DENVER - Police chiefs and sheriffs in this area have formed a task force to investigate ways of reducing false alarms, which Denver police estimate cost the city nearly $1 million and more than 23,000 hours of lost time last year.
In late August, that task force presented its findings to members of the Denver Metropolitan Chiefs Association, which will make a decision on how to address this growing issue in the coming months.
The editorial team at Security Systems News has scoured the seminar and workshop schedule for the National Summit on Security, and the seminars listed below are our picks from the list.

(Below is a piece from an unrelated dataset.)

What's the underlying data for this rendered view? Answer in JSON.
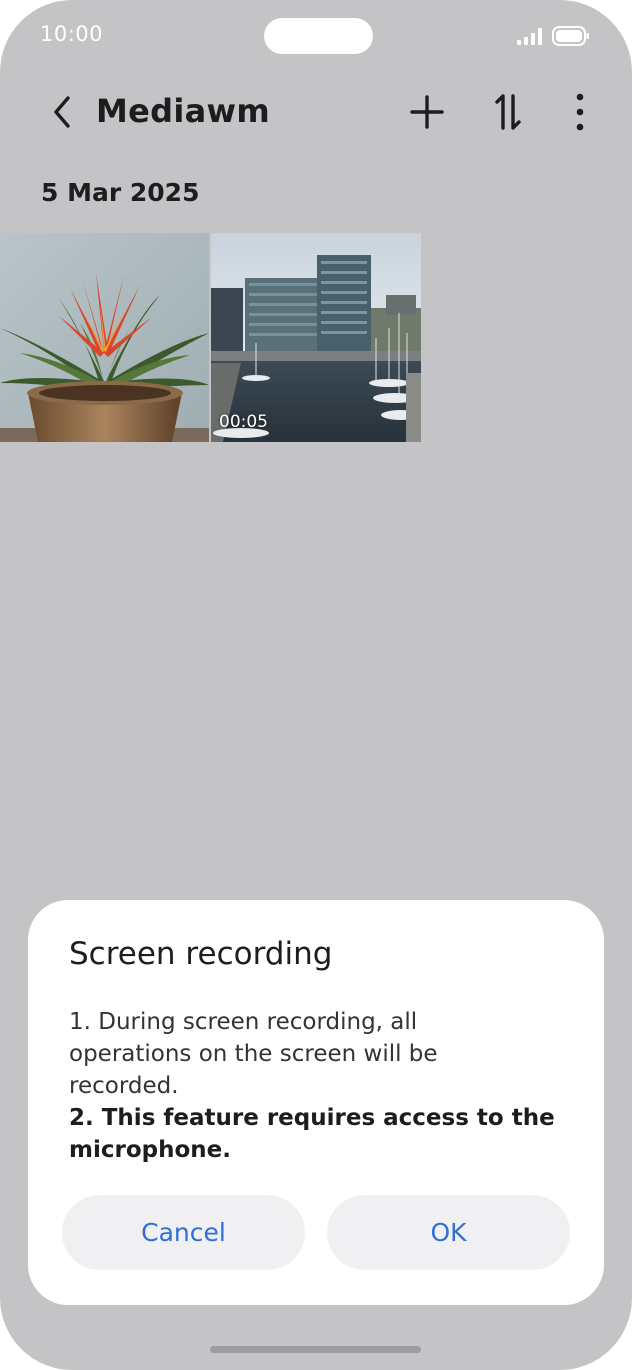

In addition to the sessions highlighted below,which by no means comprise an exhaustive list, there ar e a number of opportunities for NSS attendees to learn about government-related work, including homeland security initiatives.
give alarm owners a chance to track and verify non-critical alarms
With false alarm prevention as the basis, along with the opportunity to take advantage of all that telecommunications technology has to offer, new verification options are entering the monitoring arena.
While none are designed to eliminate the need for existing central station services, many of the products coming on the market today give alarm owners a chance to track and even verify many non-critical alarms.
SAN FRANCISCO - In early September, both sides in the lawsuit filed by the California Alarm Association against the city of San Francisco were left waiting for a decision on seven cross-motions that will determine the future of the case.
The hearing on the motions was held in late-July, but mitigating circumstances caused a delay in the ruling, which had been expected almost immediately.
VIENNA, Va. - In late July, National Trade Producttions announced the winners of its first annual Profiles in Innovation Awards, which were presented at GOVSEC, a security conference geared toward the government sector.
The contentiousness displayed in the fight over verified response in Los Angeles is indicative of the relationship between police and alarm companies across the country, according to several in the industry.
One of the first steps in preventing false alarms, according to John Yusza, president of Monitor Controls Inc.
WASHINGTON - According to a release from the United States Department of DefenseÃ¢â‚¬â„¢s Biometrics Management Office, the department will use biometrics in its classified and unclassified systems to improve both physical and cyber security.
By 2010, the DOD said it might require that all military, civilian and contractor personnel provide such biometric identifiers as fingerprints or iris scans to enter buildings or access data.